Preheating is what happens when the matter that will eventually evolve into everything we see swings higher and higher as the inflaton pumps its legs at just the right point.
This leads me to a paper that posted to the arXiv today with by Professor David Kaiser of M.I.T., Dr. Evangelos Sfakianakis of the University of Illinois at Urbana-Champaign, M.I.T. undergraduates Matthew DeCross and Anirudh Prabhu and yes, me, C. Prescod-Weinstein:
Preheating after Multifield Inflation with Nonminimal Couplings, I: Covariant Formalism and Attractor Behavior
Epic sounding title, right? In this paper we consider the aftermath of a model where there is more than one particle driving inflation (that’s the “multi-field inflation”) and those particles have a deeper relationship with spacetime than just living inside of it (that’s the “non-minimal coupling”). What we show in the paper is a. how to work out the mathematical structure of such a system, b. what the strength of the relationship between the particle and the spacetime can be in order for parametric resonance to occur and be most efficient, and c. how such a model gives unique results that are distinctly interesting compared to other, simpler models.
In practice, the paper contains a lot of calculus that was worked out by hand and checked and rechecked repeatedly as well as the results of significant Mathematica coding which allowed us to compare the hand work with a computer’s calculations and see some results that only a computer could get.
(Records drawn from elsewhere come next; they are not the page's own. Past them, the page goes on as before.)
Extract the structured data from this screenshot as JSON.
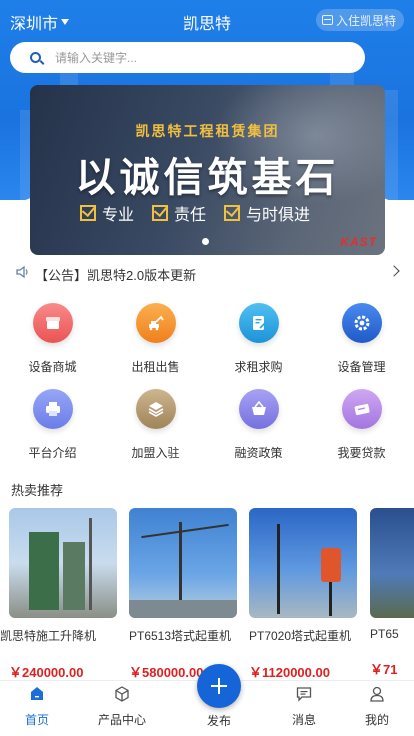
{
  "header": {
    "city": "深圳市",
    "title": "凯思特",
    "join_label": "入住凯思特"
  },
  "search": {
    "placeholder": "请输入关键字..."
  },
  "banner": {
    "subtitle": "凯思特工程租赁集团",
    "headline": "以诚信筑基石",
    "tags": [
      "专业",
      "责任",
      "与时俱进"
    ],
    "logo": "KAST"
  },
  "notice": {
    "text": "【公告】凯思特2.0版本更新"
  },
  "grid": {
    "items": [
      {
        "label": "设备商城",
        "icon": "store-icon",
        "color": "#f06a6a"
      },
      {
        "label": "出租出售",
        "icon": "excavator-icon",
        "color": "#f5922e"
      },
      {
        "label": "求租求购",
        "icon": "document-edit-icon",
        "color": "#2aa7e6"
      },
      {
        "label": "设备管理",
        "icon": "settings-icon",
        "color": "#2f6fd6"
      },
      {
        "label": "平台介绍",
        "icon": "printer-icon",
        "color": "#7b8cf0"
      },
      {
        "label": "加盟入驻",
        "icon": "layers-icon",
        "color": "#b59a6e"
      },
      {
        "label": "融资政策",
        "icon": "basket-icon",
        "color": "#8a86ea"
      },
      {
        "label": "我要贷款",
        "icon": "ticket-icon",
        "color": "#b58ae6"
      }
    ]
  },
  "hot": {
    "title": "热卖推荐",
    "products": [
      {
        "name": "凯思特施工升降机",
        "price": "￥240000.00"
      },
      {
        "name": "PT6513塔式起重机",
        "price": "￥580000.00"
      },
      {
        "name": "PT7020塔式起重机",
        "price": "￥1120000.00"
      },
      {
        "name": "PT65",
        "price": "￥71"
      }
    ]
  },
  "tabbar": {
    "items": [
      {
        "label": "首页",
        "icon": "home-icon"
      },
      {
        "label": "产品中心",
        "icon": "cube-icon"
      },
      {
        "label": "发布",
        "icon": "plus-icon"
      },
      {
        "label": "消息",
        "icon": "message-icon"
      },
      {
        "label": "我的",
        "icon": "user-icon"
      }
    ]
  },
  "colors": {
    "primary": "#1a73e0",
    "price": "#e02020",
    "accent": "#f0c040"
  }
}
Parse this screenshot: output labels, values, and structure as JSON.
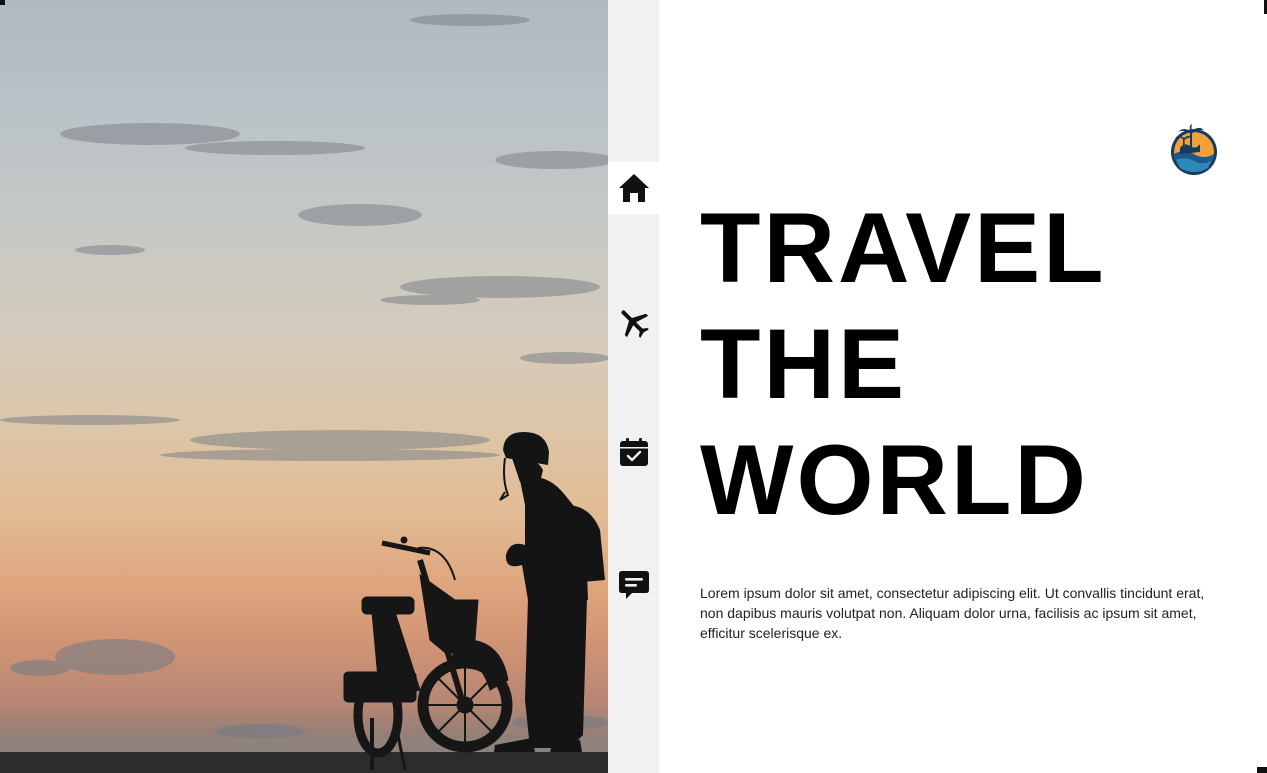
{
  "hero": {
    "image": "sunset-cyclist-photo"
  },
  "nav": {
    "items": [
      {
        "icon": "home-icon",
        "active": true
      },
      {
        "icon": "airplane-icon",
        "active": false
      },
      {
        "icon": "calendar-check-icon",
        "active": false
      },
      {
        "icon": "chat-icon",
        "active": false
      }
    ]
  },
  "content": {
    "logo_icon": "palm-island-logo",
    "headline": [
      "TRAVEL",
      "THE",
      "WORLD"
    ],
    "body": "Lorem ipsum dolor sit amet, consectetur adipiscing elit. Ut convallis tincidunt erat, non dapibus mauris volutpat non. Aliquam dolor urna, facilisis ac ipsum sit amet, efficitur scelerisque ex."
  },
  "colors": {
    "rail_bg": "#f1f1f1",
    "text": "#000000",
    "logo_navy": "#173b5e",
    "logo_orange": "#f2a03a"
  }
}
Here is a sample of our handiwork, an equation that tells us how little changes in the fields grow with time:
In sum: the paper concludes that in (what we consider to be) a realistic model of post-inflationary preheating, the strength of the relationship between the particles and the spacetime determines the outcome of the process.
Straight up though: we don’t say anything about the end of reheating or the thermalization temperature. Nor does our model take into account the existence of most of the standard model. That will have to come later!
Anyway, I suggested in the title that I would explain why you should care. Frankly, I actually think that non-experts will intuitively grok why this is cool. It’s an incredible thing that we are even in a position to consider these questions much less actually fill in the cosmological timeline with potentially realistic answers. Typically, the naysayers are other scientists. Observers and experimentalists may scoff and say, “there are no testable parameters in your paper!” And yes, that is true. But first of all not everyone cares about testable things — although I do. But second of all, seeing whether preheating can occur efficiently in an inflationary model is actually a helpful check on inflation. Third of all, we don’t know what’s around the next scientific corner. Today’s untestable work on preheating may produce tomorrow’s incredibly interesting and highly testable idea.
In other words, this is an ongoing thriller, unfolding before your very eyes. I think we are on a very interesting path, and I hope you’ll stay tuned for paper number 2!
*There is significant debate in the community about what constitutes a direct vs. indirect detection and therefore whether we have a direct detection of inflation, a topic I’ll make the subject of future writing.